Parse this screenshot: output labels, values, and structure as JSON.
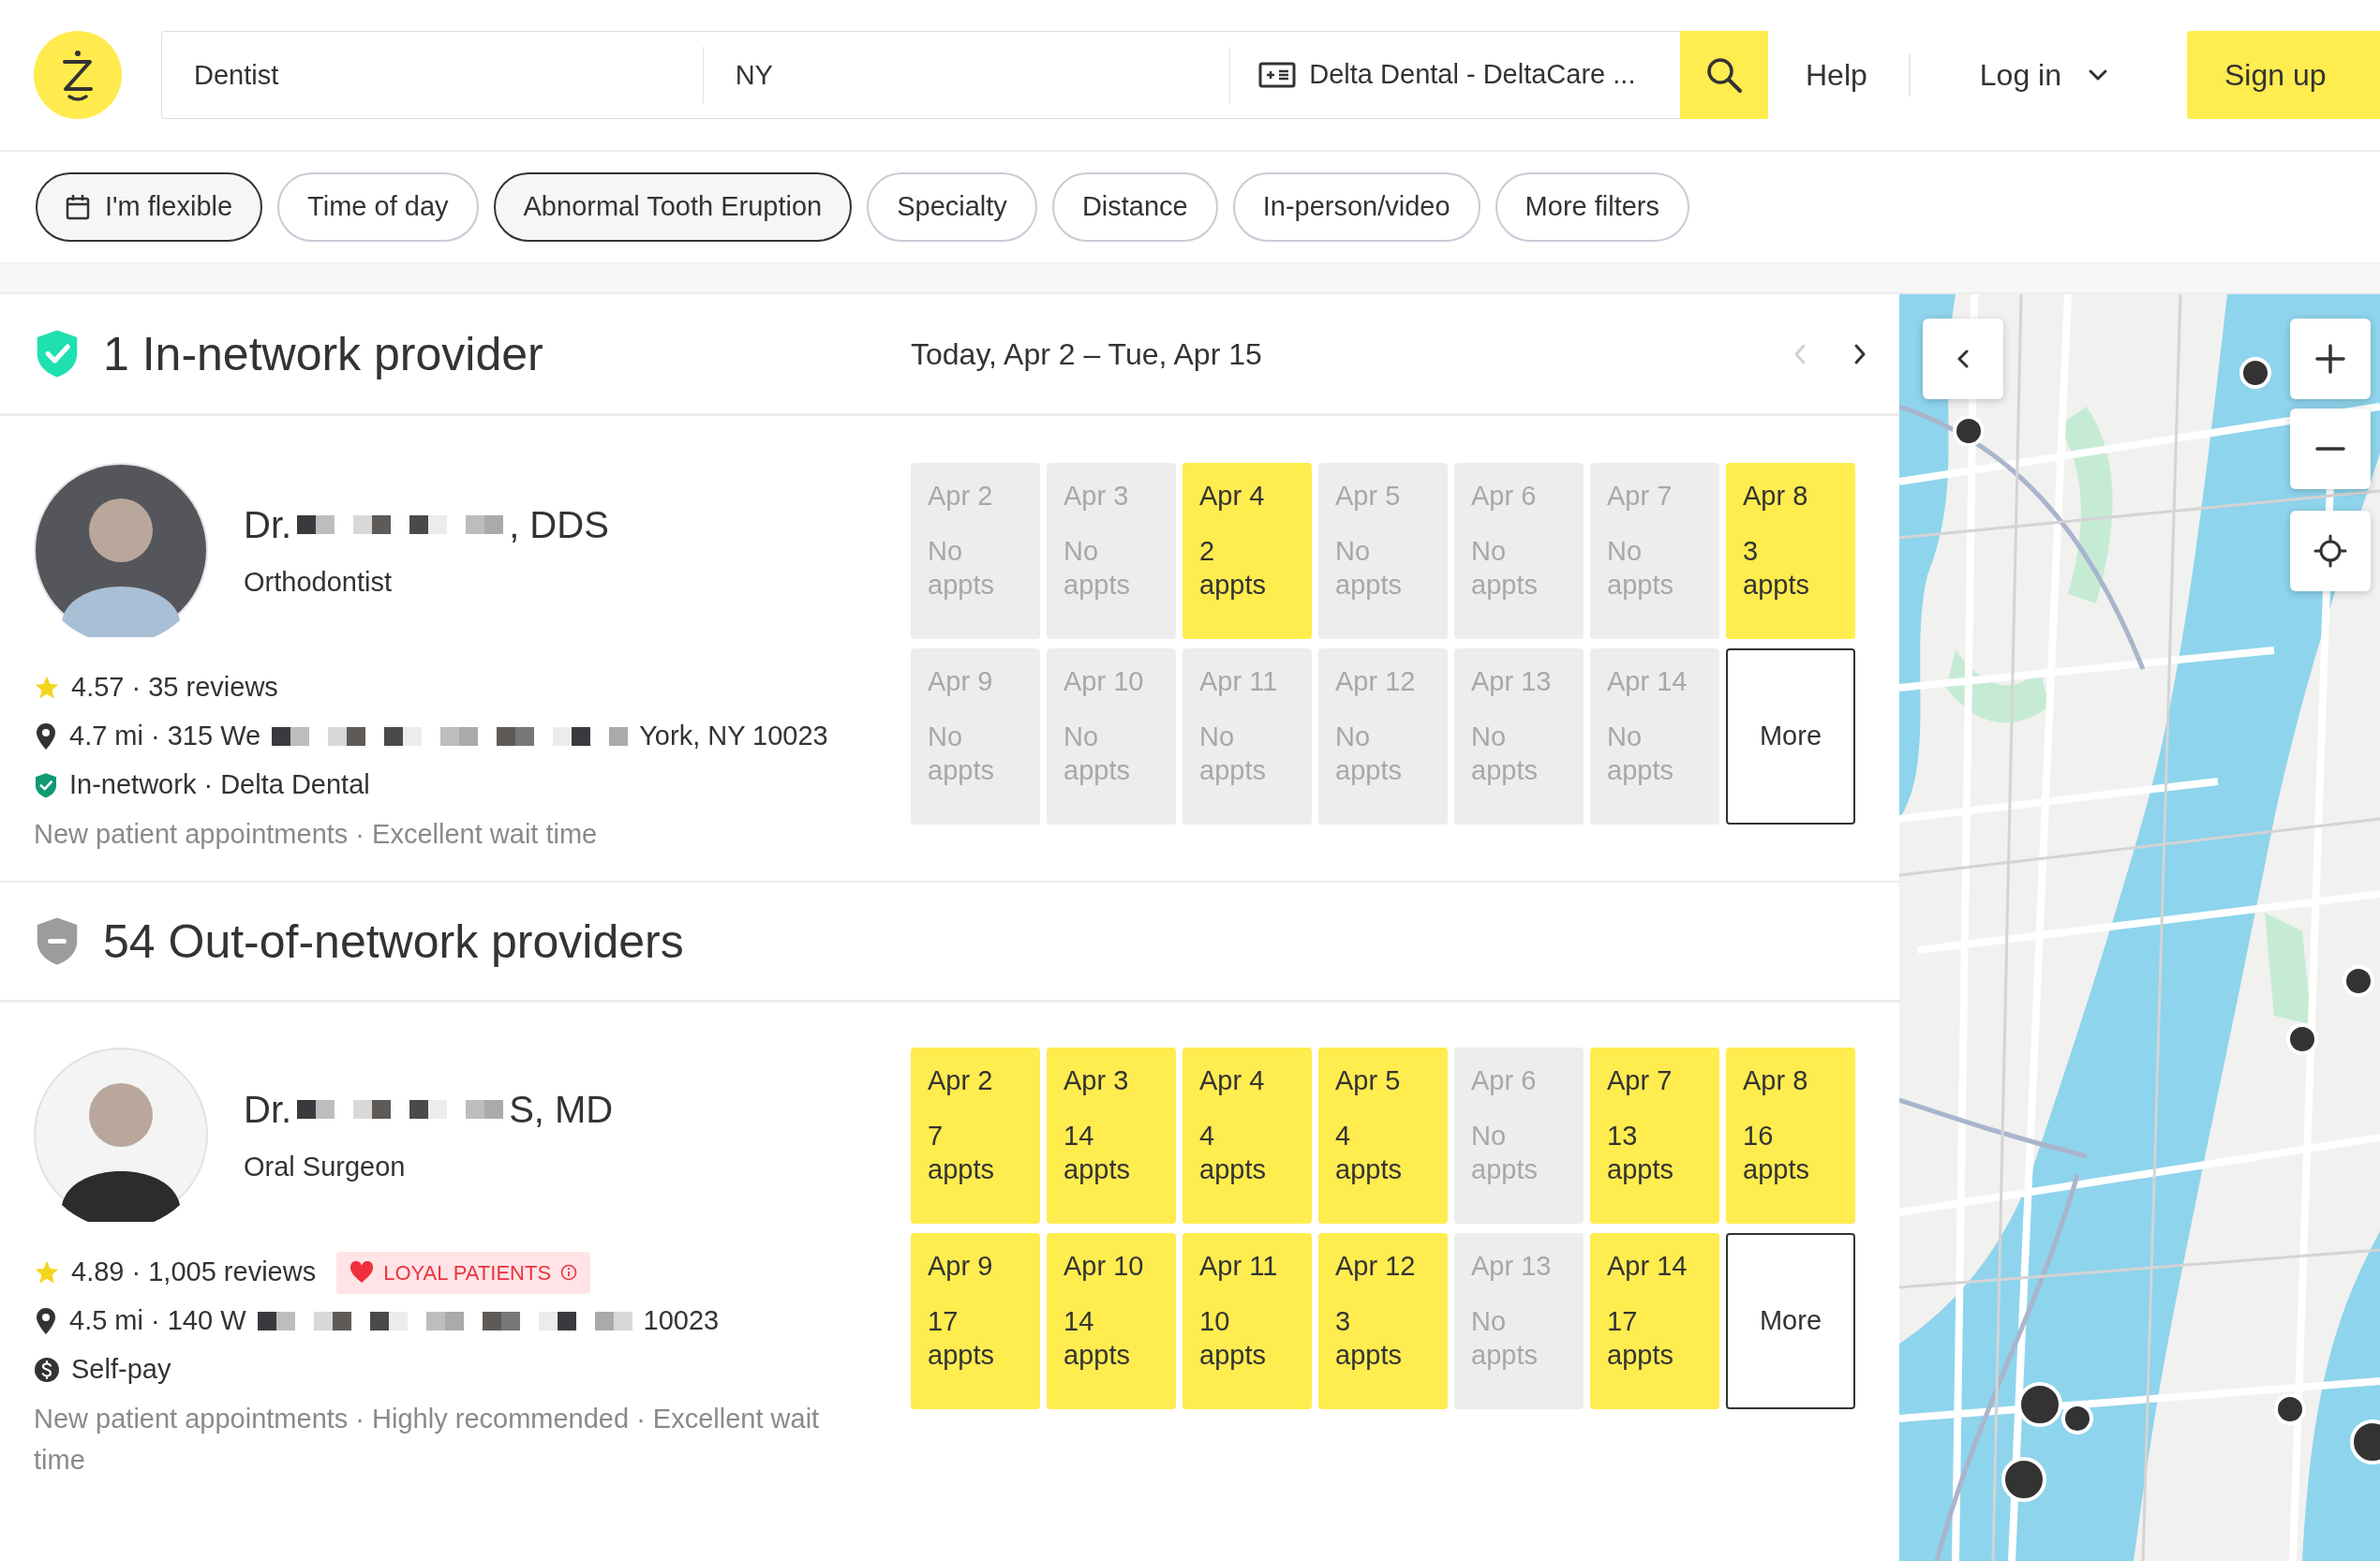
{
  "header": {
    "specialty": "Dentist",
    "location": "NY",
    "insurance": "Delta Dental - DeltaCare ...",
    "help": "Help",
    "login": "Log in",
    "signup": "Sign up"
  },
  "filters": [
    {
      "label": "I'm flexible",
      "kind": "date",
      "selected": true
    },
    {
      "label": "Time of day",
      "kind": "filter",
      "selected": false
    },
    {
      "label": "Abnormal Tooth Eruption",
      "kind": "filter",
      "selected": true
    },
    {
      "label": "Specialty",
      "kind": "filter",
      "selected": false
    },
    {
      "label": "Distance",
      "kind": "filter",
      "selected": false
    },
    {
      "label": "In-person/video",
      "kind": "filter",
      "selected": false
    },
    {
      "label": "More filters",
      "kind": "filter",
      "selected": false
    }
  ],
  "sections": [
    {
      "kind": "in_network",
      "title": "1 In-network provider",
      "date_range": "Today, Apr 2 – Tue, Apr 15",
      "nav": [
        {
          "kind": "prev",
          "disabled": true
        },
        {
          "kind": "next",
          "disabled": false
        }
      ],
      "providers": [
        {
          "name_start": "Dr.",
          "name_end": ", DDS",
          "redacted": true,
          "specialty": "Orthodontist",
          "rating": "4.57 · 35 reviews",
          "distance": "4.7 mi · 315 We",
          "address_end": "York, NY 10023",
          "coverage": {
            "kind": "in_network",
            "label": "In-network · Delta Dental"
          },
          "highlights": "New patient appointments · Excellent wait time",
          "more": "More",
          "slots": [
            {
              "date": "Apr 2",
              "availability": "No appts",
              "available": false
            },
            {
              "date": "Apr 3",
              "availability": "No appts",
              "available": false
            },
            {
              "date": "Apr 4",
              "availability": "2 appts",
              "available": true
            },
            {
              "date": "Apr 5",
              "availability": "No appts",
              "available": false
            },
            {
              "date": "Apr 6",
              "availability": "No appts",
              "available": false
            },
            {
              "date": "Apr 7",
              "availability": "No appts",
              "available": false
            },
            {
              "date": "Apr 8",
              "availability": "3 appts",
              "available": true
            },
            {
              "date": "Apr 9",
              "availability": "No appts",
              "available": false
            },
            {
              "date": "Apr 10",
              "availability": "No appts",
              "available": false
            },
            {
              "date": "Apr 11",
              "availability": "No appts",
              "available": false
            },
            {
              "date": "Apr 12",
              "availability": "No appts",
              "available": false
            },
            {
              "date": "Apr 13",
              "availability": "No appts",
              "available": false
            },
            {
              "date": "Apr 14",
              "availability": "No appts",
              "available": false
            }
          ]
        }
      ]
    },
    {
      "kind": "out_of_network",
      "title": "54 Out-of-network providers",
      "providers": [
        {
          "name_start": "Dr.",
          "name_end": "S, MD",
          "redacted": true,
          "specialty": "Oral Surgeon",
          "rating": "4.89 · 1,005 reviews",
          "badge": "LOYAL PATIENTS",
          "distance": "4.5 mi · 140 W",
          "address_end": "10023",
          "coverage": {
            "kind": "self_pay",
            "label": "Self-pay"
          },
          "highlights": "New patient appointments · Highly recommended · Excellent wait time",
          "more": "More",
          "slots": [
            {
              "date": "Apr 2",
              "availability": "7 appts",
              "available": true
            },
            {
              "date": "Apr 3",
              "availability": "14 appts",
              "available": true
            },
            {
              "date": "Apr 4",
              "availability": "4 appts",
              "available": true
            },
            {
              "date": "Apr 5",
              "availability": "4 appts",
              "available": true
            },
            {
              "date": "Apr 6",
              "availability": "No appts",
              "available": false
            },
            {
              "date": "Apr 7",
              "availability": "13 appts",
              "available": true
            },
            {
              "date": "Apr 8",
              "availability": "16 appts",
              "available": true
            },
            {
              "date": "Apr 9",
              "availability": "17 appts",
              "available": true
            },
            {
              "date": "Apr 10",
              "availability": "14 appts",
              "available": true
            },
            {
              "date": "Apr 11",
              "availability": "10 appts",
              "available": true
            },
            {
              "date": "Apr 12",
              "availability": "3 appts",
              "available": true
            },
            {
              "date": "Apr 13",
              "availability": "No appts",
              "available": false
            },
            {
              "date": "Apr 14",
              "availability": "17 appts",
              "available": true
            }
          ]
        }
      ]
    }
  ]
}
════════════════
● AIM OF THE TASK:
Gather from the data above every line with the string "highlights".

● RESPONSE FOR THIS EXERCISE:
          "highlights": "New patient appointments · Excellent wait time",
          "highlights": "New patient appointments · Highly recommended · Excellent wait time",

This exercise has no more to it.